(ANSA) - Rome, February 16 - Former premier Silvio
Berlusconi could face a fifth criminal trial after Rome
prosecutors on Thursday requested he be indicted along with 11
other people for alleged fraud at a subsidiary of his Mediaset
Berlusconi was acquitted of a similar case in Milan, also
concerning alleged wrongdoing in the trading of film rights by
the Mediatrade subsidiary, in Milan in October.
The other people prosecutors requested be sent to trial
included Berlusconi's son Piersilvio and Egyptian-born director
and producer Frank Agrama.
They are suspected of arranging for Mediatrade to buy film
rights at inflated rates, with a part of the fees being fed back
into offshore accounts to dodge taxes.
If a preliminary judge agrees to send the case to trial,
it risks being timed out next year as the most recent of alleged
acts of wrongdoing date back to 2005.
On Wednesday Milan prosecutors requested that Silvio
Berlusconi receive a five-year prison term for allegedly bribing
British tax lawyer David Mills to hush up evidence in two of the
ex-premier's previous trials.
Judges are set to hand down a sentence later this month in
the case, which also risks being timed out by the statute of
Berlusconi is also on trial in three other cases, all in

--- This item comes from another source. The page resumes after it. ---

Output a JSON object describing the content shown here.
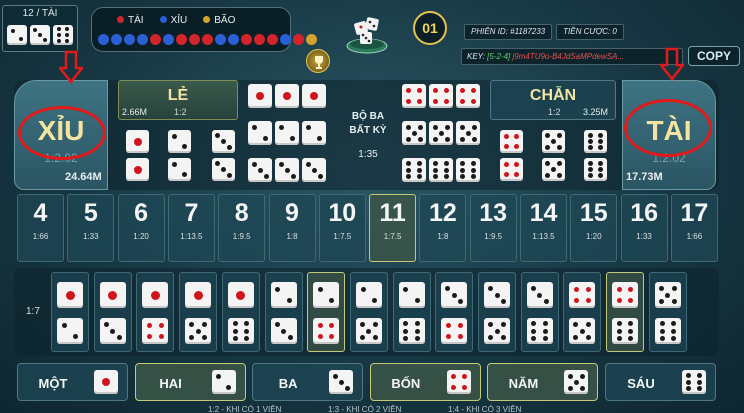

One regards allegations he paid for sex with an underage
prostitute and used his power to try to cover it up, another
concerns accusations of fraud at his media empire and the third
regards alleged involvement in the publication of an illegally
In the ongoing and several other previous trials,
Berlusconi has always denied wrongdoing, claiming he is the
victim of a minority group of allegedly leftwing prosecutors and
judges who he says are persecuting him for political reasons.
"It's a judicial persecution, an unlimited operation of
defamation that has made the Milan court a special court that
wants to oust Berlusconi from politics and destroy him as a
person," the ex-premier told one of his Mediaset TV channels on
In more than a dozen cases, the premier has never received
a definitive conviction, sometimes because of law changes passed
by his governments, while some other charges were timed out by
the statute of limitations.